## Records shown
▼
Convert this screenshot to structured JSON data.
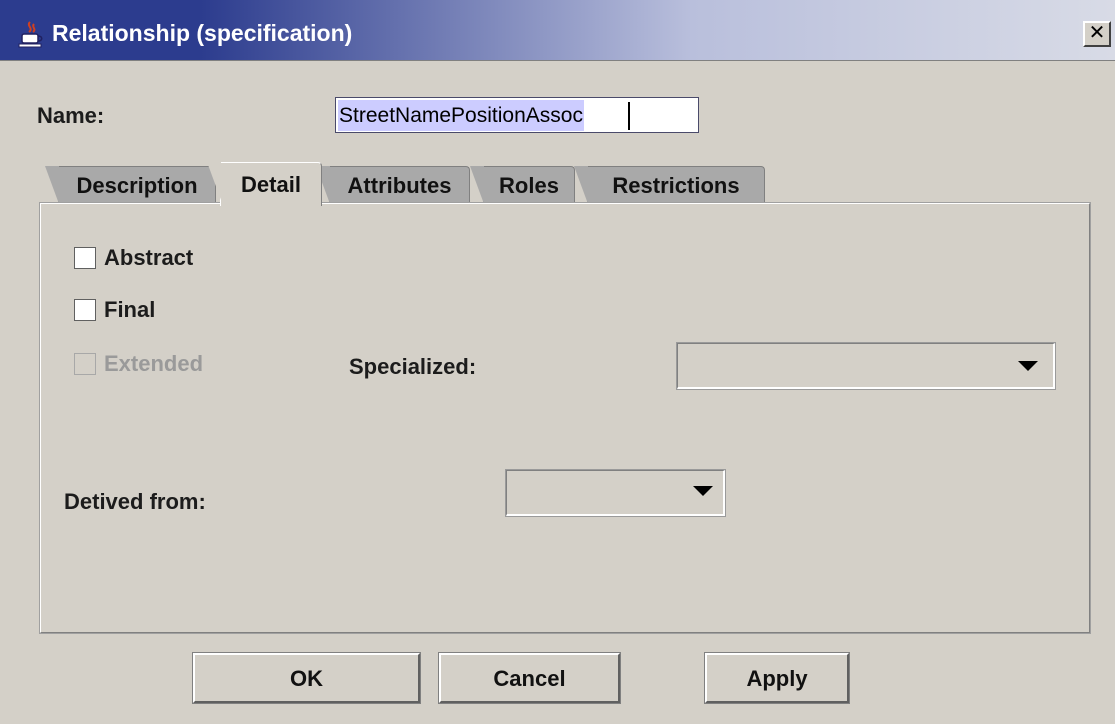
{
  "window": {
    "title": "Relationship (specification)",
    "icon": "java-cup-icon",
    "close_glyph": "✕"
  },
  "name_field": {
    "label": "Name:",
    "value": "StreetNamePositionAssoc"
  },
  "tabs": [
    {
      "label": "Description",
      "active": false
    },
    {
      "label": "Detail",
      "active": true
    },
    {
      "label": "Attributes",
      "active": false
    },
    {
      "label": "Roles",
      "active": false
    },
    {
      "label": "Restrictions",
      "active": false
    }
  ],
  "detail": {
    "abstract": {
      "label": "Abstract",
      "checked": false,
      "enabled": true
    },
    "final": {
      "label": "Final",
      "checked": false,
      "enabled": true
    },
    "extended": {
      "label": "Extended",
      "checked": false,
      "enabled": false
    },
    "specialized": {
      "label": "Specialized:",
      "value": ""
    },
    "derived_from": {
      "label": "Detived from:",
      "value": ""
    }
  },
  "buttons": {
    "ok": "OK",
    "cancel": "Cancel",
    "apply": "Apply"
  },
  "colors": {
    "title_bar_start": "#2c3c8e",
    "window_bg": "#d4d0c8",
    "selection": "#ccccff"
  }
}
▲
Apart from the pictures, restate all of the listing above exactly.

Convert this screenshot to structured JSON data.
{
  "window": {
    "title": "Relationship (specification)",
    "icon": "java-cup-icon",
    "close_glyph": "✕"
  },
  "name_field": {
    "label": "Name:",
    "value": "StreetNamePositionAssoc"
  },
  "tabs": [
    {
      "label": "Description",
      "active": false
    },
    {
      "label": "Detail",
      "active": true
    },
    {
      "label": "Attributes",
      "active": false
    },
    {
      "label": "Roles",
      "active": false
    },
    {
      "label": "Restrictions",
      "active": false
    }
  ],
  "detail": {
    "abstract": {
      "label": "Abstract",
      "checked": false,
      "enabled": true
    },
    "final": {
      "label": "Final",
      "checked": false,
      "enabled": true
    },
    "extended": {
      "label": "Extended",
      "checked": false,
      "enabled": false
    },
    "specialized": {
      "label": "Specialized:",
      "value": ""
    },
    "derived_from": {
      "label": "Detived from:",
      "value": ""
    }
  },
  "buttons": {
    "ok": "OK",
    "cancel": "Cancel",
    "apply": "Apply"
  },
  "colors": {
    "title_bar_start": "#2c3c8e",
    "window_bg": "#d4d0c8",
    "selection": "#ccccff"
  }
}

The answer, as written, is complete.